2) Play quiet music in the background
I find this particularly useful during silent work. I usually play classical music, meditation music or natural sounds, i.e. waves breaking, rain, jungle noises etc. I find that this calms the class and keeps them focused. Try out different types of music with your class and see what works best.

3) Have a noise monitor on each table
Give a student on each group the responsibility of reminding others to stick to the voice level. The noise monitors will enjoy the responsibility and it will put the responsibility back on the children. When I have used this technique in the past, at the end of the day I awarded the table a who had been the quietest by placing a soft toy on that table the next day for extra motivation stick to the voice level!

4) Quiet Critters
When your class are working silently get out the Quiet Critters! These are simply little pom pom type toys/creatures that I place around the room, or on a shelf when my class are working silently. I tell my class that they do not like noise and only come out when they are working silently. If your class start to talk, put them away. Your class will try extra hard to stay silent so they can see the Quiet Critters come out and stay out!

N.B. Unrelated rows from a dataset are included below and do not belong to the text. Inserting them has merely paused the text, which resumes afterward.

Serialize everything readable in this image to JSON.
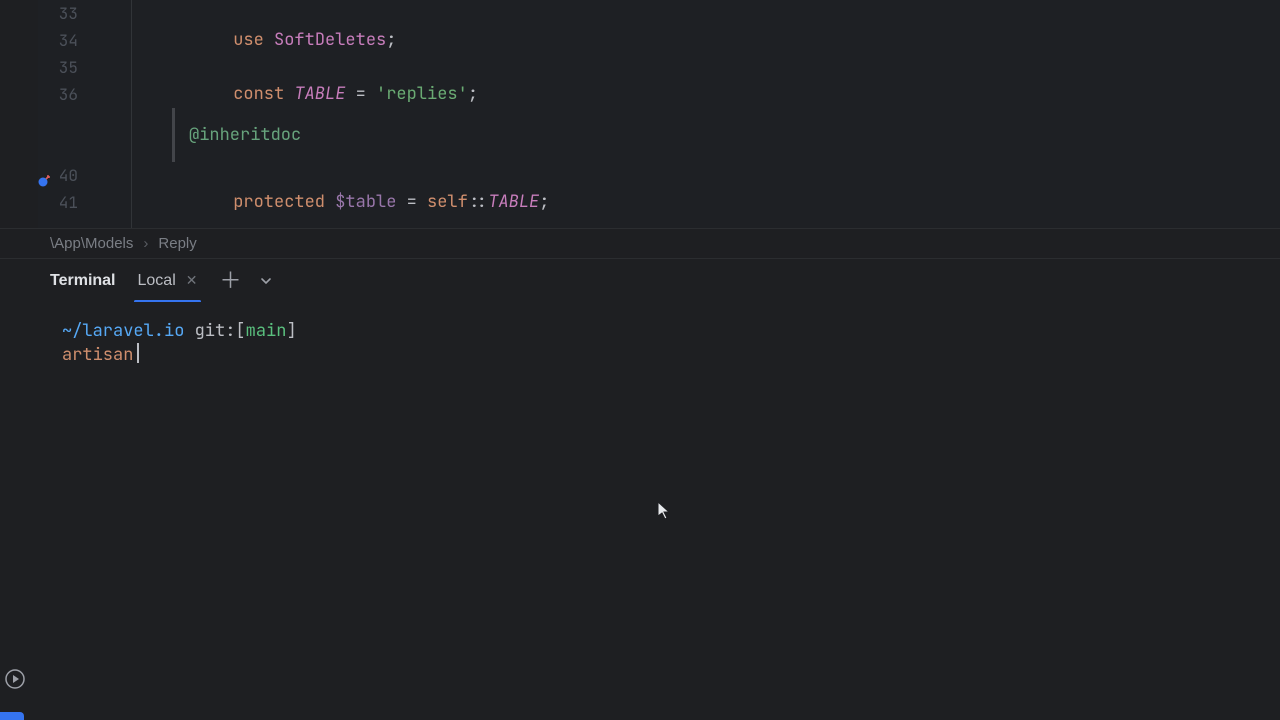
{
  "editor": {
    "lines": {
      "l33": "33",
      "l34": "34",
      "l35": "35",
      "l36": "36",
      "l40": "40",
      "l41": "41"
    },
    "code": {
      "use_kw": "use",
      "softdeletes": "SoftDeletes",
      "semicolon": ";",
      "const_kw": "const",
      "table_const": "TABLE",
      "eq": " = ",
      "replies_str": "'replies'",
      "inheritdoc": "@inheritdoc",
      "protected_kw": "protected",
      "table_var": "$table",
      "self_kw": "self",
      "dcolon": "::",
      "table_ref": "TABLE"
    }
  },
  "breadcrumb": {
    "ns": "\\App\\Models",
    "cls": "Reply"
  },
  "terminal": {
    "title": "Terminal",
    "tab_label": "Local",
    "prompt": {
      "path": "~/laravel.io",
      "git": "git:",
      "lbrack": "[",
      "branch": "main",
      "rbrack": "]"
    },
    "command": "artisan"
  }
}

5) Noise Traffic Lights
When your students are working at the voice level expected display a green traffic light symbol. This could simply be a green circle stuck onto black card. This lets the children know that are working at expectation. If they begin to talk/ get too noisy change the green traffic light to an amber one. Give the children one minute to get back to the expected noise level, in which case you change the traffic light back to green. If however, they do not quieten down, change the traffic light to red. Agree beforehand with the children what the green and red traffic signals mean in terms of consequences and rewards. Red may mean one minute knocked off free time/recess/break time etc. The children could work to stay on green by the end of 10 lessons which could mean an extra 5 minutes of free time/recess/break. This idea could be a lot of work for the teacher in terms of changing traffic light colours but for a particular noisy class it can be great to get them working together for an end goal.